N2 - Gastroenteritis, broadly defined, refers to any inflammatory process of the stomach or intestinal mucosal surface. However, the term usually refers to acute infectious diarrhea, a diarrheal syndrome of less than 2 weeks' duration that may be accompanied by fever, nausea, vomiting, abdominal pain, dehydration, and weight loss. This chapter provides an overview of the infectious enteritides. Other chapters consider food poisoning, traveler's diarrhea, antibiotic-associated diarrhea, sexually transmitted enteric infections, and Helicobacter pylori disease. In developed countries, gastroenteritis, similar to upper respiratory infections, is common and annoying, but it usually does not require a physician visit, laboratory evaluation, or antibiotic treatment. Globally, it is the second-leading cause of mortality, after cardiovascular disease.
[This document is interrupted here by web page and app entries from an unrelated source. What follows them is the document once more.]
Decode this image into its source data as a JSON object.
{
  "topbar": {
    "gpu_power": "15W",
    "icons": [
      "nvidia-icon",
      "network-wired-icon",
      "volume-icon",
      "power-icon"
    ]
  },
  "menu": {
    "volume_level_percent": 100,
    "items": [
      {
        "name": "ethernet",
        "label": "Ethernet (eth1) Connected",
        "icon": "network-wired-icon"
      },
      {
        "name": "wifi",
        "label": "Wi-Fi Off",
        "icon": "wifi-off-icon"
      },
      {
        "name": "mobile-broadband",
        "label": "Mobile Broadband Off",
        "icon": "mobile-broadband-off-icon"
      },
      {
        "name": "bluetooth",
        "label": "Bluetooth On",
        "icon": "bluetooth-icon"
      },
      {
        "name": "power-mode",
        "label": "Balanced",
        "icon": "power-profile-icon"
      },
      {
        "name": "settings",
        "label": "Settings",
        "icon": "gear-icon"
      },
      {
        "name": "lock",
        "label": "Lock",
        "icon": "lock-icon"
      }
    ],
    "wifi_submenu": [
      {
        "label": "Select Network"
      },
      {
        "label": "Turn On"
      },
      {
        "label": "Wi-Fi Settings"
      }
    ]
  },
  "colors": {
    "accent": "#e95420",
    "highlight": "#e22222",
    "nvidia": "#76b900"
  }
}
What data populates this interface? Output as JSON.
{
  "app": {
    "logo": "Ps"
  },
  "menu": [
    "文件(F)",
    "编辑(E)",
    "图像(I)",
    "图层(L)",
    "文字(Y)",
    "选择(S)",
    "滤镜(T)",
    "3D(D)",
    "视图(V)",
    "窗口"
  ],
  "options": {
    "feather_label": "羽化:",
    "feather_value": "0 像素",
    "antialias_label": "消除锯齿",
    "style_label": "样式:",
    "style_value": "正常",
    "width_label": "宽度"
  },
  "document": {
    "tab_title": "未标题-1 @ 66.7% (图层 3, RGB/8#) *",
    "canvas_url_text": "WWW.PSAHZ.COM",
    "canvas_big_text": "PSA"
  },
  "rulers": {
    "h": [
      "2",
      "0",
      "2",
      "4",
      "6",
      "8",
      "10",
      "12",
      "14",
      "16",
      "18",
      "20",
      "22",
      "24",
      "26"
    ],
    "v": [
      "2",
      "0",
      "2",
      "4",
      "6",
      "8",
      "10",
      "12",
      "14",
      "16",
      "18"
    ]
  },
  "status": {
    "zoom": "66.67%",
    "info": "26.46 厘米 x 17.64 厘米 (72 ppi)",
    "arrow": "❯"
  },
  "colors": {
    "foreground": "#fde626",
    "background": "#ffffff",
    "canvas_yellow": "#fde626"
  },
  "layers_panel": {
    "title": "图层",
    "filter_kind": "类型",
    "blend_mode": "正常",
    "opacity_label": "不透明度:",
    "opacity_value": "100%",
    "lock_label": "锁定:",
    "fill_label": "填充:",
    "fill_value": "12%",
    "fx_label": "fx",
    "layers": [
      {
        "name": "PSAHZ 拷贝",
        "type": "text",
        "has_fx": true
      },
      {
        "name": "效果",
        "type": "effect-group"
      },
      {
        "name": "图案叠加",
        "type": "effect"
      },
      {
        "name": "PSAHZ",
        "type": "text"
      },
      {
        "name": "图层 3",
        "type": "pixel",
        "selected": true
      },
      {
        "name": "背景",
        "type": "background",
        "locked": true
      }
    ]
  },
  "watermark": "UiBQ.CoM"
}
Gastroenteritis is the leading worldwide cause of childhood death and of years of productive life lost, with approximately 12 600 deaths per day. Annual per-person attack rates range from 1 to 5 in the United States and Europe and up to 5 to 20 in the developing world. There are approximately 100 million cases per year among adults in the United States, nearly 50% of which require subjects to limit their activities for more than 24 hours, whereas 8% require consultation with a physician and fewer than 0.3% result in hospitalization.

AB - Gastroenteritis, broadly defined, refers to any inflammatory process of the stomach or intestinal mucosal surface. However, the term usually refers to acute infectious diarrhea, a diarrheal syndrome of less than 2 weeks' duration that may be accompanied by fever, nausea, vomiting, abdominal pain, dehydration, and weight loss. This chapter provides an overview of the infectious enteritides. Other chapters consider food poisoning, traveler's diarrhea, antibiotic-associated diarrhea, sexually transmitted enteric infections, and Helicobacter pylori disease. In developed countries, gastroenteritis, similar to upper respiratory infections, is common and annoying, but it usually does not require a physician visit, laboratory evaluation, or antibiotic treatment. Globally, it is the second-leading cause of mortality, after cardiovascular disease. Gastroenteritis is the leading worldwide cause of childhood death and of years of productive life lost, with approximately 12 600 deaths per day. Annual per-person attack rates range from 1 to 5 in the United States and Europe and up to 5 to 20 in the developing world. There are approximately 100 million cases per year among adults in the United States, nearly 50% of which require subjects to limit their activities for more than 24 hours, whereas 8% require consultation with a physician and fewer than 0.3% result in hospitalization.

UR - http://www.scopus.com/inward/record.url?scp=84923523482&partnerID=8YFLogxK

UR - http://www.scopus.com/inward/citedby.url?scp=84923523482&partnerID=8YFLogxK

U2 - 10.1017/CBO9780511722240.051

DO - 10.1017/CBO9780511722240.051

M3 - Chapter

AN - SCOPUS:84923523482

SN - 9780511722240

SN - 9780521871129

SP - 367

EP - 370

BT - Clinical Infectious Disease

PB - Cambridge University Press

ER -